But African legislators and conservationists have also been stepping up measures to protect these exquisite animals. Among the most recent, and encouraging, of these measures, has been the formation of all-female anti-poaching units, whose members come from indigenous tribes local to the species’ home habitats. These groups, which operate in game management areas that serve as buffer zones around large national parks, are making a critical difference in preserving precious African species. But these wildlife warriors are also—just as importantly— modelling leadership and providing inspiration to others in their communities.
Team Lioness, Kenya
In 2019, this newly formed group of eight women joined a larger, all-male anti-poaching unit that patrols traditional Maasai land that surrounds Amboseli National Park. The Olgulului-Ololarashi Group Ranch, a 475-square-mile region that wraps around Amboseli in a horseshoe shape, is one of the most densely biodiverse areas in the country; lions, leopards, cheetahs, giraffes, zebra, vervet monkeys, and dozens of other species make their homes here. The territory is also essential for elephant migration, since every elephant moving in or out of the national park travels through it. The young members of Team Lioness, all of whom were chosen for their physical and academic accomplishments, work alongside their male counterparts to patrol the region and apprehend poachers. Since Maasai women are traditionally relegated to domestic chores and child-rearing, the unit members are the first in the history of their families to have secured employment.
Black Mambas, South Africa
The first of Africa’s all-female anti-poaching units, the Black Mambas were founded in 2013 to protect the Balule Nature Reserve, a 155-square-mile private wildlife reserve on the western boundary of Kruger National Park. Along with hundreds of other species, such as lions, elephants, and pangolins, Kruger is home to the largest concentration of rhino on the continent (and the planet)—an estimated 8,000 animals, including critically endangered black rhinos. The 36 Black Mambas, all young women from surrounding tribal communities, typically patrol the preserve on foot, sometimes walking more than a dozen miles a day, checking for disruptions along the perimeter fence and removing illegal snares laid by poachers. Since the formation of their group, the Black Mambas have seen a 63 percent drop in the number of poaching incidents in their patrol areas. As well as ensuring the survival of rhinos and other wildlife, the unit has mounted a series of educational programs run in village schools around the Kruger region, which teach the tenets of environmental stewardship to local children.

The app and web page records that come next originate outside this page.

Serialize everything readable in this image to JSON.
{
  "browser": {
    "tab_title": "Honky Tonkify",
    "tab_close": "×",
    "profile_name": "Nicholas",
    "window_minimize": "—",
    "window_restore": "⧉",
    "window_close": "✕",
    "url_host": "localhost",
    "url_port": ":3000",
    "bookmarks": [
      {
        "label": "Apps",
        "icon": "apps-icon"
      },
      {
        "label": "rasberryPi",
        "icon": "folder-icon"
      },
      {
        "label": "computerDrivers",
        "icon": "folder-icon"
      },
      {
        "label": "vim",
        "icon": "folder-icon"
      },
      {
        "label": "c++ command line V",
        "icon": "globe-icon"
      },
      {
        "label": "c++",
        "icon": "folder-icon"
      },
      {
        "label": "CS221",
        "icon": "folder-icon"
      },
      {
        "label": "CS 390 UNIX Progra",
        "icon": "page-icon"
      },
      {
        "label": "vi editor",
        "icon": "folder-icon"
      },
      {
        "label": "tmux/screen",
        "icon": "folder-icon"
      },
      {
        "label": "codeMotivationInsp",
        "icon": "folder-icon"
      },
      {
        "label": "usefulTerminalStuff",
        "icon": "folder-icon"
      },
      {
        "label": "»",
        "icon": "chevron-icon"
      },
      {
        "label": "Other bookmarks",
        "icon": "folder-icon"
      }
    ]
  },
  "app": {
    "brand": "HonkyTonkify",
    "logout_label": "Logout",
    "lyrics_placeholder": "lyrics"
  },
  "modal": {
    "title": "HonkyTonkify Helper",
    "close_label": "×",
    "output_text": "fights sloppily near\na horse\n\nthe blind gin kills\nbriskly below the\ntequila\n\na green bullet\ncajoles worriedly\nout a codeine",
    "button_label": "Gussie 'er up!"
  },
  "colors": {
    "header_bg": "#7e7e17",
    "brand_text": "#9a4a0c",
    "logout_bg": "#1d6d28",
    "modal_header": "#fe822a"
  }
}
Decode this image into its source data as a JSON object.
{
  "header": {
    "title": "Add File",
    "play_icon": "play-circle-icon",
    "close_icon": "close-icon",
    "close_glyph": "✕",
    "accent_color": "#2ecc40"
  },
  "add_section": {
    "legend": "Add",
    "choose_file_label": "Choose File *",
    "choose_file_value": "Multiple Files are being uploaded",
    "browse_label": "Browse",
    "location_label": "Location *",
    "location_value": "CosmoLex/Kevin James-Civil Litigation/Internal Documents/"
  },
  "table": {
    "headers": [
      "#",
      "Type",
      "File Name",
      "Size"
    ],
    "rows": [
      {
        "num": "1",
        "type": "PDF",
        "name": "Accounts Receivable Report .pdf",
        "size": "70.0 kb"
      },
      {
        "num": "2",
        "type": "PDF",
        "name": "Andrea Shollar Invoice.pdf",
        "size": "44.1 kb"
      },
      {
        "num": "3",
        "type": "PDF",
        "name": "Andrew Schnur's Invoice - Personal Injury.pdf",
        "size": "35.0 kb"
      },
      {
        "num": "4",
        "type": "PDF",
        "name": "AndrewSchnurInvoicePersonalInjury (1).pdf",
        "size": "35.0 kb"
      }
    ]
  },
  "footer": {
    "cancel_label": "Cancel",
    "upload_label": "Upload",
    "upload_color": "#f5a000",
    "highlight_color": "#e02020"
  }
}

Formed in 2017 by a former military expat from Australia, the cadre called Akashinga (“the brave ones” in the local Shona dialect) has much in common with Africa’s other all-female anti-poaching units. The women who make up its ranks are young and have gone through rigorous tests of strength and endurance to land their spots on the team. They’ve been trained to identify and intercept illegal poaching activity throughout their patrol area—in this case, Phundundu Wildlife Park, a 115-square-mile former trophy-hunting area of set south of Lower Zambezi National Park. And their efforts go a long way toward protecting the region’s wild denizens—in particular its estimated population of 11,000 elephants. But there’s a notable difference between other all-women anti-poaching teams and this one: The approximately 36 members of Akashinga are some of the only female rangers on the continent who are armed. The use of firearms allows the Akashinga to arrest poachers (and protect themselves from dangerous wildlife encounters); however, the team’s founder, Damien Mander, insists that the most crucial role the women play is in helping cultivate a conservation-minded culture in their home communities.
“There’s a saying in Africa,” Mander told the BBC. ‘If you educate a man, you educate an individual, but if you educate a woman, you educate a nation’.”
To learn more about the wildlife being protected by anti-poaching units—and plan a visit to see them yourself —contact one of Micato’s safari specialists.